The unique natural, cultural and built heritage of Lough Neagh and its environs is to be explored, protected and enjoyed as part of a major new five-year project which was awarded a £2.58million grant through HLF’s Landscape Partnership programme.
Over the last decade the Landscape Partnership programme has provided £160million to protect some of the UK’s most outstanding landscapes. Today’s announcement brings to eight the total number of local landscapes to benefit from HLF funding, and comes just weeks after the award of a £1.6million grant for a new Landscape Partnership scheme in the Glens of Antrim.
In the centre of Northern Ireland, Lough Neagh is bounded by five counties and is the largest freshwater lake in the UK and Ireland. It is a distinct landscape made up of wetland habitat and is home to a wide variety of plant and animal life – it even has its own species of trout (Dollaghan), freshwater herring (Pollan) and the Lough Neagh Fly. The new Landscape Partnership scheme will bring the local lough-shore communities and public bodies together to identify and tackle the needs of this unique landscape in a co-ordinated and practical way. It will include lots of projects to conserve and manage the heritage of the area, and planned activities include the development of a heritage trail along the entire shoreline, archaeological digs and workshops and wetland and peat land conservation.
Paul Mullan, Head of HLF Northern Ireland, said: “The shoreline and islands of Lough Neagh have a distinct landscape character and a rich, but little known heritage. The area is hugely important as a home to a host of wildlife, and for providing a place for people to enjoy water and outdoor activities. It also has a strong community who are keen to play their part in securing the long term future of the Lough, its heritage and economic potential.
“We were delighted to be able to support yet another important piece of Northern Ireland’s diverse and beautiful landscape through our Landscape Partnership programme. Our landscapes are the bedrocks of our heritage, communities and tourism and are worthy of this investment of not only funding but the focus and energy of all the organisations and communities involved in the partnerships.”
Welcoming news of the award, The Honourable Shane O’Neill, Chairman of Lough Neagh Partnership Project, said: “We are delighted that Heritage Lottery Fund has awarded a Landscape Partnership grant to Lough Neagh. Lough Neagh has a very rich and diverse natural, cultural and built heritage and we look forward to developing the project with our partners including RSPB, NIEA, other government departments, the seven councils around the Lough, local communities and the River Bann and Lough Neagh Association."
Notes to editors
A Landscape Partnership earmarked grant means that money has been set aside by the Heritage Lottery Fund (HLF) for the scheme in question.
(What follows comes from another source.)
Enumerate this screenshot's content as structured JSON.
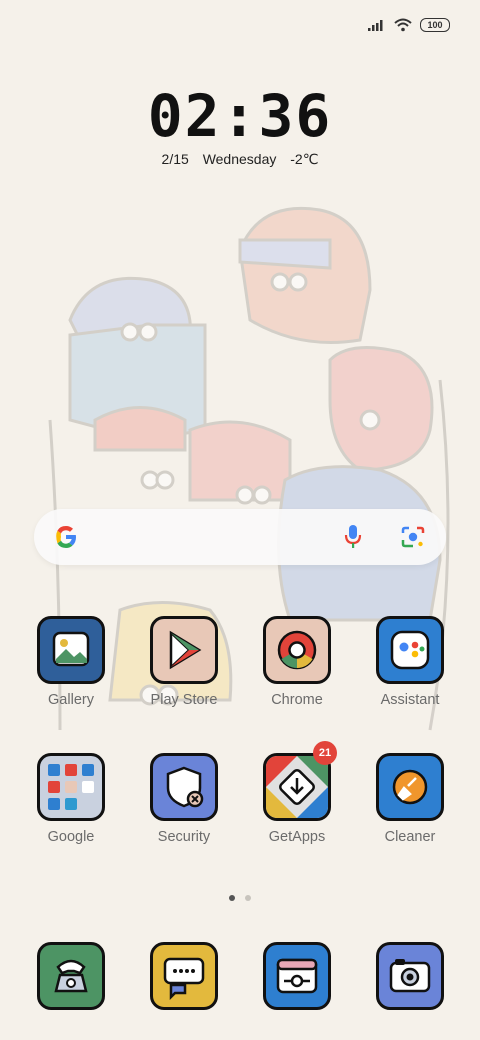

The applicant then progresses to the second round and submits a further, fully-developed application to secure the full award. This early level of strong financial commitment means that Landscape Partnerships can build strong partnerships with the assurance that funding for their scheme is in place provided that their final proposals fully meet the programme's criteria.
HLF’s Landscape Partnerships are helping bring together members of the community as well as local, regional, and national organisations to deliver schemes which benefit some of the UK’s most outstanding landscapes and rural communities. Grants range from £100,000 to £3m. The next closing date for applications is May 2014 for decisions in October 2014.
The nine landscapes receiving support are:
- East Wight, the eastern tip of the Isle of Wight and an Area of Outstanding Natural Beauty
- Coigach and Assynt, a beautiful and remote part of North West Scotland
- The New Forest, extensive ancient woodland and heathland with a strong surrounding community
- Lough Neagh in Northern Ireland, the largest fresh water lake in the British Isles
- Rusland Valley and Fells, in the South Lake District National Park with a strong link to the traditional coppicing industry
- Derwent Valley, a coalfield area left behind by deindustrialisation which aims to harness the potential of its heritage for positive change and tourism
- Ingleborough Dales, a limestone landscape in the Craven district of the Yorkshire Dales National Park
- Humberhead Levels in South Yorkshire and North Lincolnshire, a rare internationally important wetland landscape characterised by significant remains of medieval strip farming and famous for its peatlands
- North York Moors, home of the pioneering ironstone industry and the early development of railways
HLF (NI): Julie Halliday, email: email@example.com, mobile: 07733 100 674.